“This blame game has been going on for a while,” she said. “I've been on the begging end myself to get the state to act.”
The procedure is that when an emergency occurs, Scioto County EMA will assess the damage then report it to the Ohio EMA. Then the state sends another person to assess the situation to do a state verification before presenting their requests to the federal government. The Scioto County EMA has to have a site verification before the wheels get rolling, she said.
“There's definitely a time lag period between their request and when the service arrives,” Carver said. “There is a significant amount of time that passes and certainly any reorganization of FEMA will help plug that gap.”

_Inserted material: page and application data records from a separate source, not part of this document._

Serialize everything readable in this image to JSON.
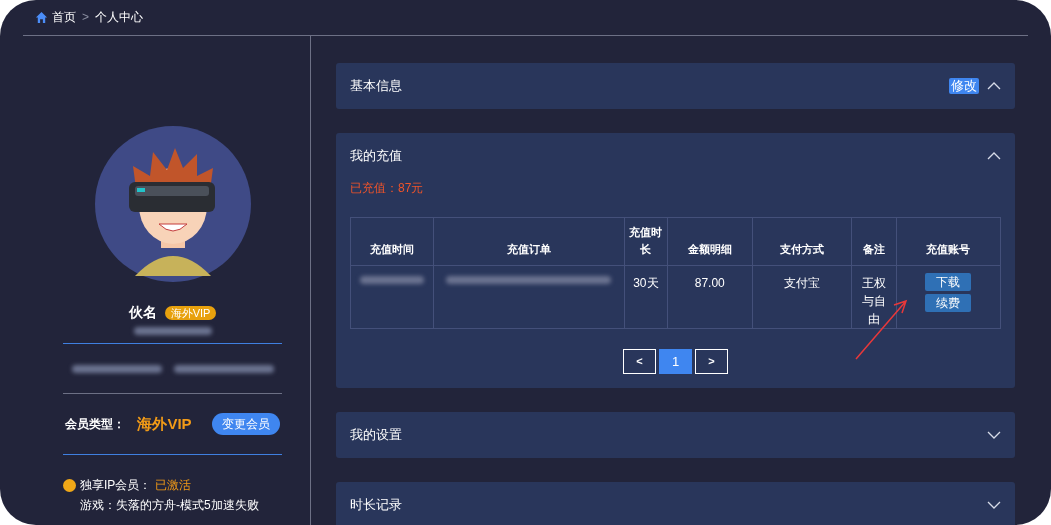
{
  "breadcrumb": {
    "items": [
      {
        "label": "首页",
        "kind": "home"
      },
      {
        "label": "个人中心",
        "kind": "page"
      }
    ],
    "separator": ">"
  },
  "profile": {
    "name": "伙名",
    "badge": "海外VIP",
    "member_type_label": "会员类型：",
    "member_type": "海外VIP",
    "change_button": "变更会员",
    "exclusive_label": "独享IP会员：",
    "exclusive_status": "已激活",
    "game": "游戏：失落的方舟-模式5加速失败"
  },
  "panels": [
    {
      "title": "基本信息",
      "expanded": true,
      "action": "修改",
      "kind": "basic"
    },
    {
      "title": "我的充值",
      "expanded": true,
      "kind": "recharge"
    },
    {
      "title": "我的设置",
      "expanded": false,
      "kind": "plain"
    },
    {
      "title": "时长记录",
      "expanded": false,
      "kind": "plain"
    }
  ],
  "recharge": {
    "total": "已充值：87元",
    "columns": [
      "充值时间",
      "充值订单",
      "充值时长",
      "金额明细",
      "支付方式",
      "备注",
      "充值账号"
    ],
    "rows": [
      {
        "duration": "30天",
        "amount": "87.00",
        "method": "支付宝",
        "note": "王权与自由",
        "buttons": [
          "下载",
          "续费"
        ]
      }
    ],
    "pagination": {
      "prev": "<",
      "pages": [
        {
          "label": "1",
          "selected": true
        }
      ],
      "next": ">"
    }
  }
}
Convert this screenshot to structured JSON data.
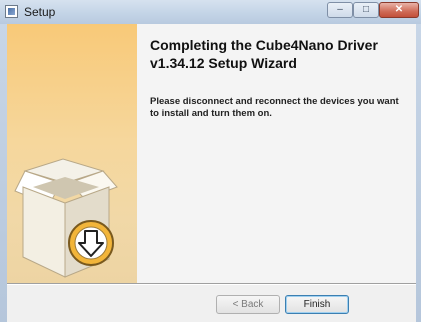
{
  "window": {
    "title": "Setup",
    "controls": {
      "minimize": "–",
      "maximize": "□",
      "close": "✕"
    }
  },
  "wizard": {
    "heading": "Completing the Cube4Nano Driver v1.34.12 Setup Wizard",
    "description": "Please disconnect and reconnect the devices you want to install and turn them on."
  },
  "footer": {
    "back_label": "< Back",
    "finish_label": "Finish"
  },
  "icons": {
    "app": "setup-app-icon",
    "side_art": "open-box-download-icon"
  },
  "colors": {
    "side_panel": "#f8c978",
    "arrow_badge": "#f2b53a"
  }
}
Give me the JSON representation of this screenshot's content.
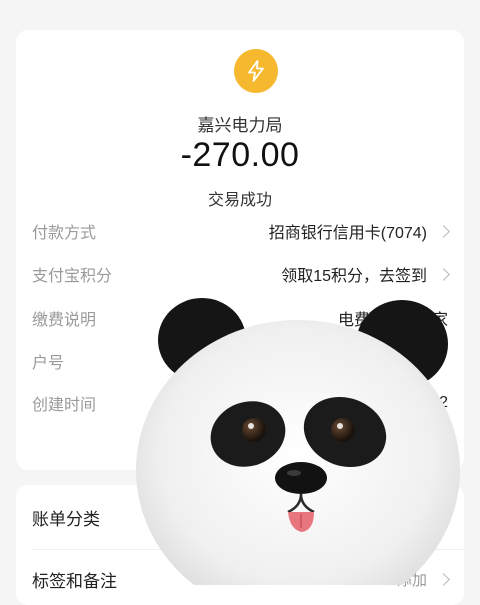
{
  "header": {
    "merchant_icon": "lightning-icon",
    "merchant_name": "嘉兴电力局",
    "amount": "-270.00",
    "status": "交易成功"
  },
  "details": [
    {
      "label": "付款方式",
      "value": "招商银行信用卡(7074)",
      "has_chevron": true
    },
    {
      "label": "支付宝积分",
      "value": "领取15积分，去签到",
      "has_chevron": true
    },
    {
      "label": "缴费说明",
      "value": "电费",
      "value_tail": "我家",
      "has_chevron": false
    },
    {
      "label": "户号",
      "value": "",
      "has_chevron": false
    },
    {
      "label": "创建时间",
      "value": "22",
      "has_chevron": false
    }
  ],
  "bottom": {
    "category_label": "账单分类",
    "tags_label": "标签和备注",
    "tags_value": "添加"
  },
  "colors": {
    "page_bg": "#f5f5f5",
    "card_bg": "#ffffff",
    "accent_icon": "#f5b82e",
    "label_gray": "#9a9a9a"
  },
  "overlay": "panda-face-sticker"
}
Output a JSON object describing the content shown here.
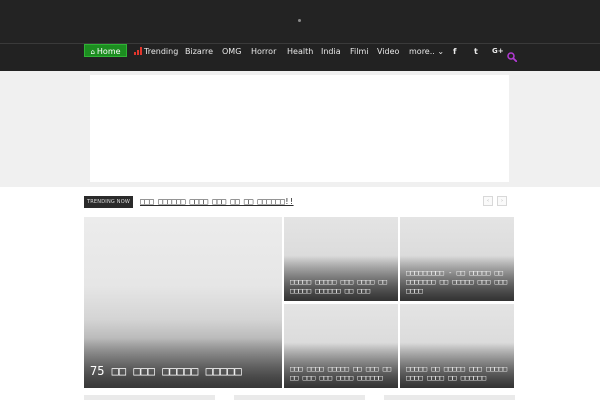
{
  "nav": {
    "home": "Home",
    "trending": "Trending",
    "bizarre": "Bizarre",
    "omg": "OMG",
    "horror": "Horror",
    "health": "Health",
    "india": "India",
    "filmi": "Filmi",
    "video": "Video",
    "more": "more..",
    "more_caret": "⌄"
  },
  "social": {
    "facebook": "f",
    "twitter": "t",
    "googleplus": "G+"
  },
  "trending": {
    "badge": "TRENDING NOW",
    "headline": "□□□ □□□□□□ □□□□ □□□ □□ □□ □□□□□□!!",
    "prev": "‹",
    "next": "›"
  },
  "cards": {
    "main": {
      "title": "75 □□ □□□ □□□□□ □□□□□"
    },
    "c1": {
      "title": "□□□□□ □□□□□ □□□ □□□□ □□ □□□□□ □□□□□□ □□ □□□"
    },
    "c2": {
      "title": "□□□□□□□□□ - □□ □□□□□ □□ □□□□□□□ □□ □□□□□ □□□ □□□ □□□□"
    },
    "c3": {
      "title": "□□□ □□□□ □□□□□ □□ □□□ □□□□ □□□ □□□ □□□□ □□□□□□"
    },
    "c4": {
      "title": "□□□□□ □□ □□□□□ □□□ □□□□□ □□□□ □□□□ □□ □□□□□□"
    }
  },
  "colors": {
    "home_active": "#1c8d20",
    "trending_icon": "#e2362d",
    "search_icon": "#b33bd4"
  }
}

Carver had 10 federal disaster declarations within the past few years, such as the ice storm and flooding.
“I knew I had the damage that met the federal criteria,” she said. “There have been times in the past where I don't think that they understand the devastation that we had. It's almost like they don't believe you. I can guarantee you that I've never called the calvary in unless all local resources have been exhausted.”
Moving FEMA out of Homeland Security would be a plus, she said. Also, prestaging resources before an event would be helpful.
“(After) you've been up for 36 to 48 hours and you've done a windshield survey that the damage has reached a federal disaster declaration, then you have to wait for the state, then the feds,” Carver said. “(There's) too many layers of red tape.”
Since FEMA was moved under Homeland Security, there have been some differences.
“You've just added another layer to the (red tape),” Carver said. “Now you've got another middle man whose chief concern is terrorism preparedness.”
She said that in the gulf states there was too much questioning before they began to move assistance. She did hear of possible prestaging of supplies in the future.
“When lives hang in the balance and people's well-being is at stake, you have to be proactive,” Carver said. “We'll see how this all this turns out. We hope lessons are learned, but time will tell.”